Do have a look in the social media - those two comments are only a small example of the complaints aired daily, and addressed to the relevant companies. In those cases Virgin Trains and British Gas did reply, and fixed the problems rapidly. The responding company hopes the complainant returns to the same social medium to say how great the service recovery was.
So, back to dentistry.
Dental practices and their teams do face the social media and partake, they take the risk that a complaint may be aired, but they know they must respond to this, and respond seriously.
However, some of the dental industry are scared of GDPUK, on whose website you are reading this blog. GDPUK gives dental professionals a platform to tell their colleagues [and only that limited group] when they have had great service, and that sort of comment is rewarded by a magnified, greater uptake of that service. I know this is a true fact.
As well as sharing all sorts of news, information, questions and experiences, some dental professionals use GDPUK to tell their colleagues when they feel they have had bad service. Sometimes the complaint is only about what is perceived as poor service. The effect of this can be magnified, in the world of the isolated dental professional, when two or three other fellow professionals appear and confirm they too have had the same less than perfect experience. This is the power of the internet in the modern world, we all know it allows us to rapidly compare prices, compare services, and read reviews. Surely the winning technique for the dental companies, and other small businesses the world over, is to monitor those media, and if a problem occurs, respond in that medium, and try your best to give the best service possible. This could be a winning formula and may lead to positive results, and positive feedback, which in turn will create more sales.
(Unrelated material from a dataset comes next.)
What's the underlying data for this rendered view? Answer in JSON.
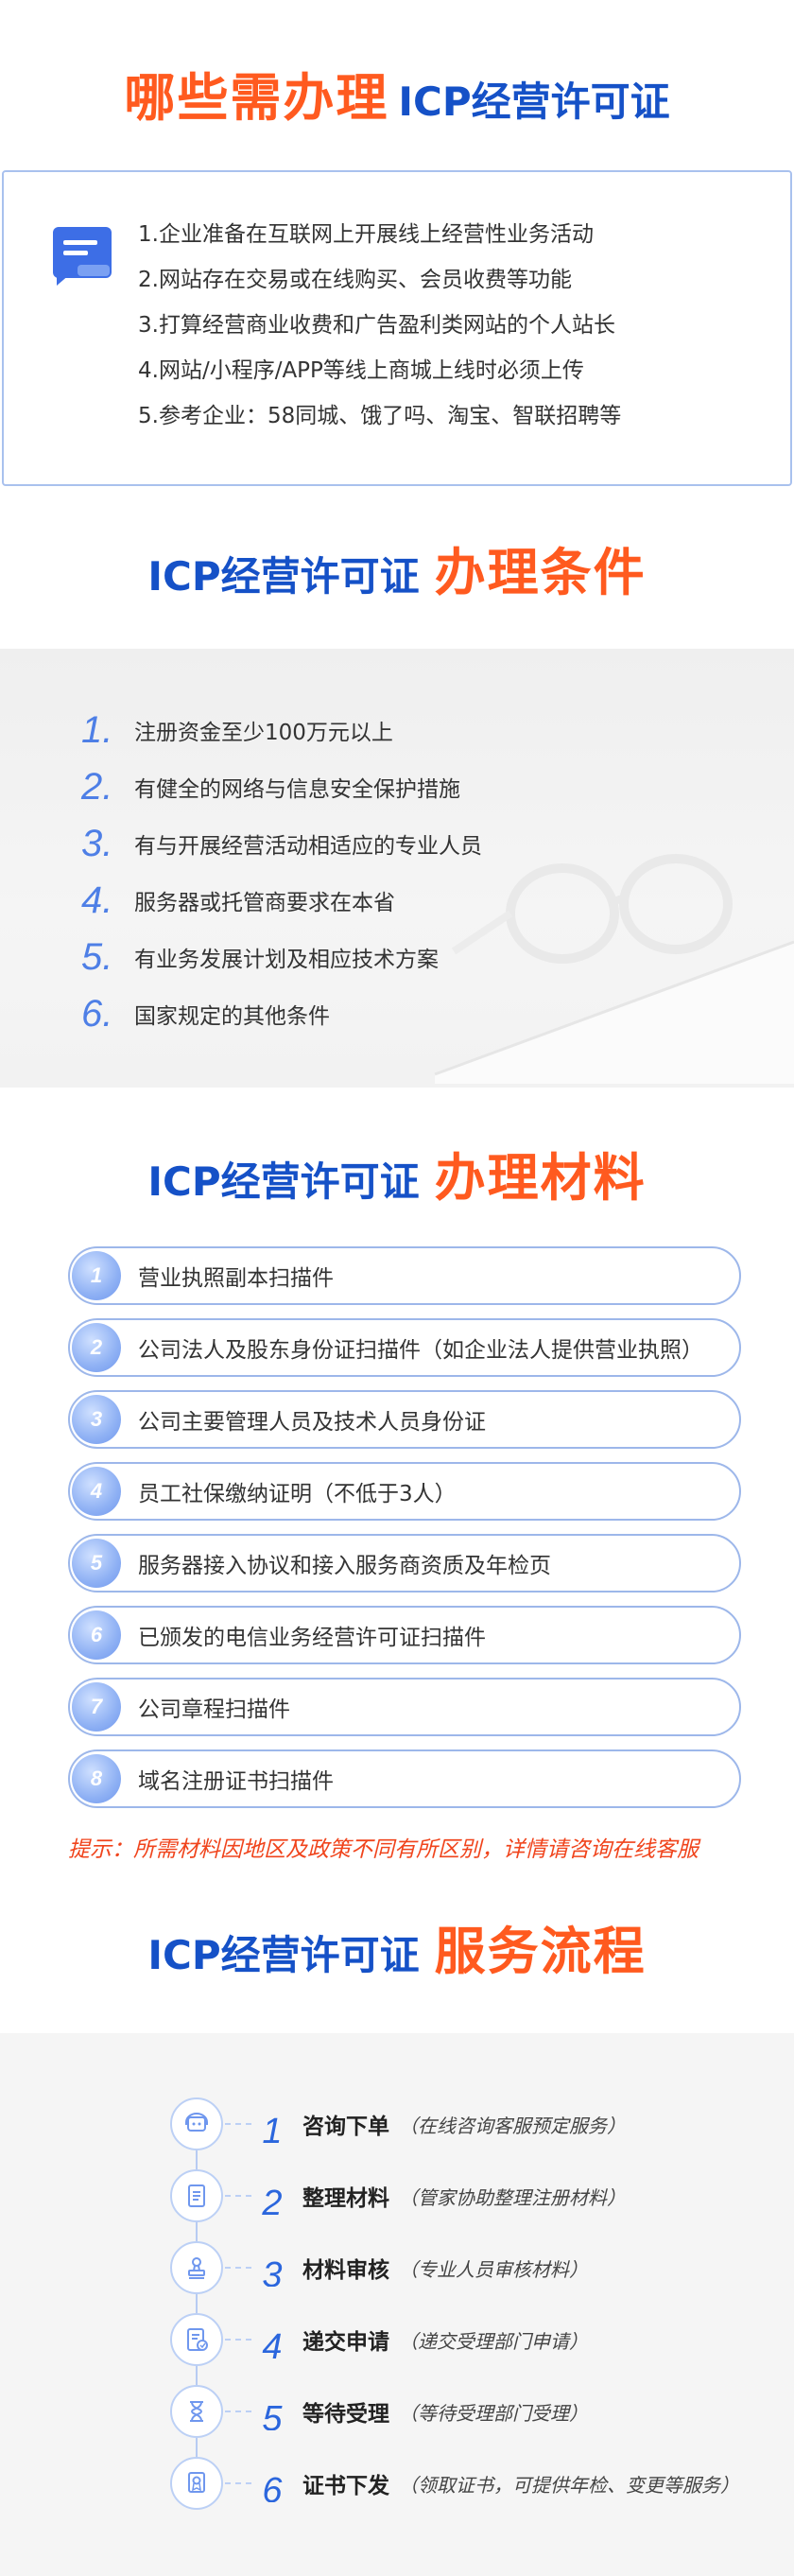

I am convinced the modern companies who adopt this approach will be the winners in the long term. Censorship cannot win, but open-ness will.
Blog image by Gord Fynes, @gordasm. With thanks.